The records underneath are to be repeated exactly, with the pictures left out.

(Given records begins)

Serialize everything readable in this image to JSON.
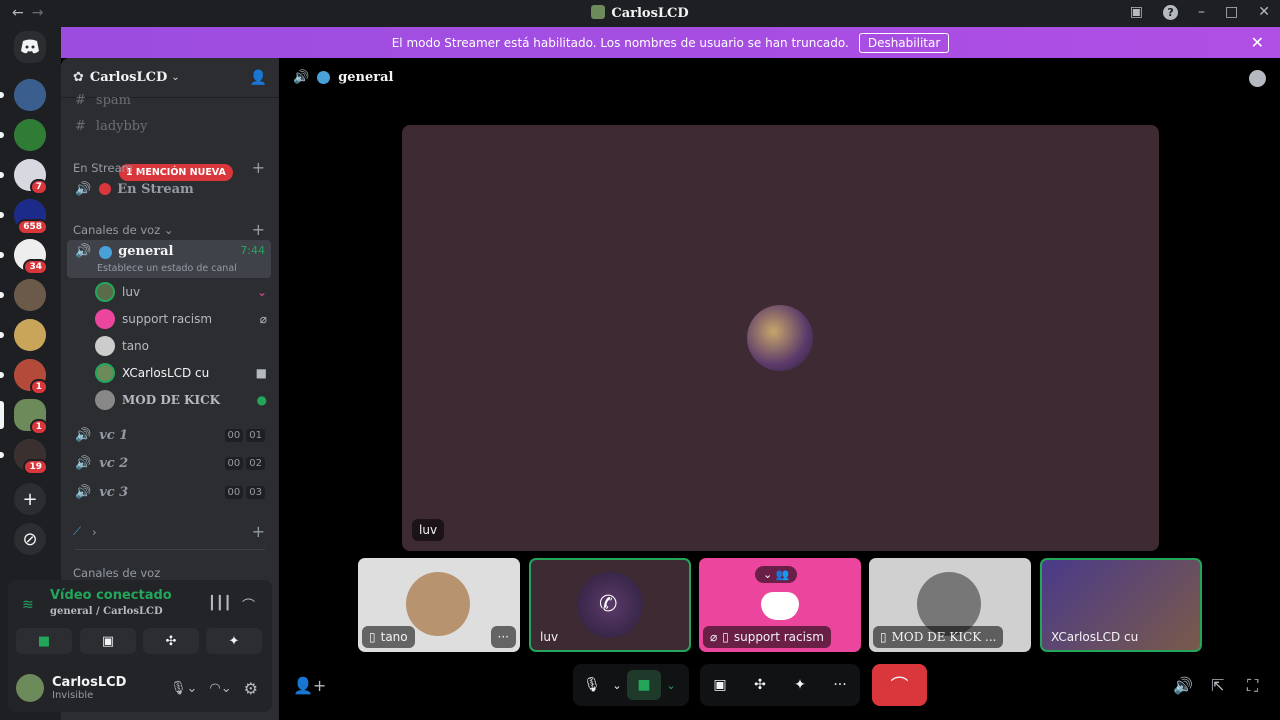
{
  "titlebar": {
    "title": "CarlosLCD",
    "nav_back": "←",
    "nav_fwd": "→"
  },
  "banner": {
    "text": "El modo Streamer está habilitado. Los nombres de usuario se han truncado.",
    "button": "Deshabilitar"
  },
  "rail": {
    "badges": [
      "7",
      "658",
      "34",
      "1",
      "1",
      "19"
    ]
  },
  "server": {
    "name": "CarlosLCD"
  },
  "channels": {
    "spam": "spam",
    "ladybug": "ladybby",
    "mention": "1 MENCIÓN NUEVA",
    "cat_stream": "En Stream",
    "en_stream": "En Stream",
    "cat_voice": "Canales de voz",
    "general": "general",
    "general_time": "7:44",
    "general_status": "Establece un estado de canal",
    "vc1": "vc 1",
    "vc1_a": "00",
    "vc1_b": "01",
    "vc2": "vc 2",
    "vc2_a": "00",
    "vc2_b": "02",
    "vc3": "vc 3",
    "vc3_a": "00",
    "vc3_b": "03",
    "cat_voice2": "Canales de voz"
  },
  "members": [
    {
      "name": "luv"
    },
    {
      "name": "support racism"
    },
    {
      "name": "tano"
    },
    {
      "name": "XCarlosLCD cu"
    },
    {
      "name": "MOD DE KICK"
    }
  ],
  "voice": {
    "status": "Vídeo conectado",
    "location": "general / CarlosLCD"
  },
  "user": {
    "name": "CarlosLCD",
    "status": "Invisible"
  },
  "main": {
    "channel": "general",
    "stage_label": "luv"
  },
  "tiles": [
    {
      "label": "tano"
    },
    {
      "label": "luv"
    },
    {
      "label": "support racism"
    },
    {
      "label": "MOD DE KICK ..."
    },
    {
      "label": "XCarlosLCD cu"
    }
  ],
  "colors": {
    "accent": "#a64fe8",
    "green": "#23a55a",
    "red": "#da373c",
    "pink": "#eb459e"
  }
}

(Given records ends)

- [Answer area]
Serialize everything readable in this image to JSON.
{
  "titlebar": {
    "title": "CarlosLCD",
    "nav_back": "←",
    "nav_fwd": "→"
  },
  "banner": {
    "text": "El modo Streamer está habilitado. Los nombres de usuario se han truncado.",
    "button": "Deshabilitar"
  },
  "rail": {
    "badges": [
      "7",
      "658",
      "34",
      "1",
      "1",
      "19"
    ]
  },
  "server": {
    "name": "CarlosLCD"
  },
  "channels": {
    "spam": "spam",
    "ladybug": "ladybby",
    "mention": "1 MENCIÓN NUEVA",
    "cat_stream": "En Stream",
    "en_stream": "En Stream",
    "cat_voice": "Canales de voz",
    "general": "general",
    "general_time": "7:44",
    "general_status": "Establece un estado de canal",
    "vc1": "vc 1",
    "vc1_a": "00",
    "vc1_b": "01",
    "vc2": "vc 2",
    "vc2_a": "00",
    "vc2_b": "02",
    "vc3": "vc 3",
    "vc3_a": "00",
    "vc3_b": "03",
    "cat_voice2": "Canales de voz"
  },
  "members": [
    {
      "name": "luv"
    },
    {
      "name": "support racism"
    },
    {
      "name": "tano"
    },
    {
      "name": "XCarlosLCD cu"
    },
    {
      "name": "MOD DE KICK"
    }
  ],
  "voice": {
    "status": "Vídeo conectado",
    "location": "general / CarlosLCD"
  },
  "user": {
    "name": "CarlosLCD",
    "status": "Invisible"
  },
  "main": {
    "channel": "general",
    "stage_label": "luv"
  },
  "tiles": [
    {
      "label": "tano"
    },
    {
      "label": "luv"
    },
    {
      "label": "support racism"
    },
    {
      "label": "MOD DE KICK ..."
    },
    {
      "label": "XCarlosLCD cu"
    }
  ],
  "colors": {
    "accent": "#a64fe8",
    "green": "#23a55a",
    "red": "#da373c",
    "pink": "#eb459e"
  }
}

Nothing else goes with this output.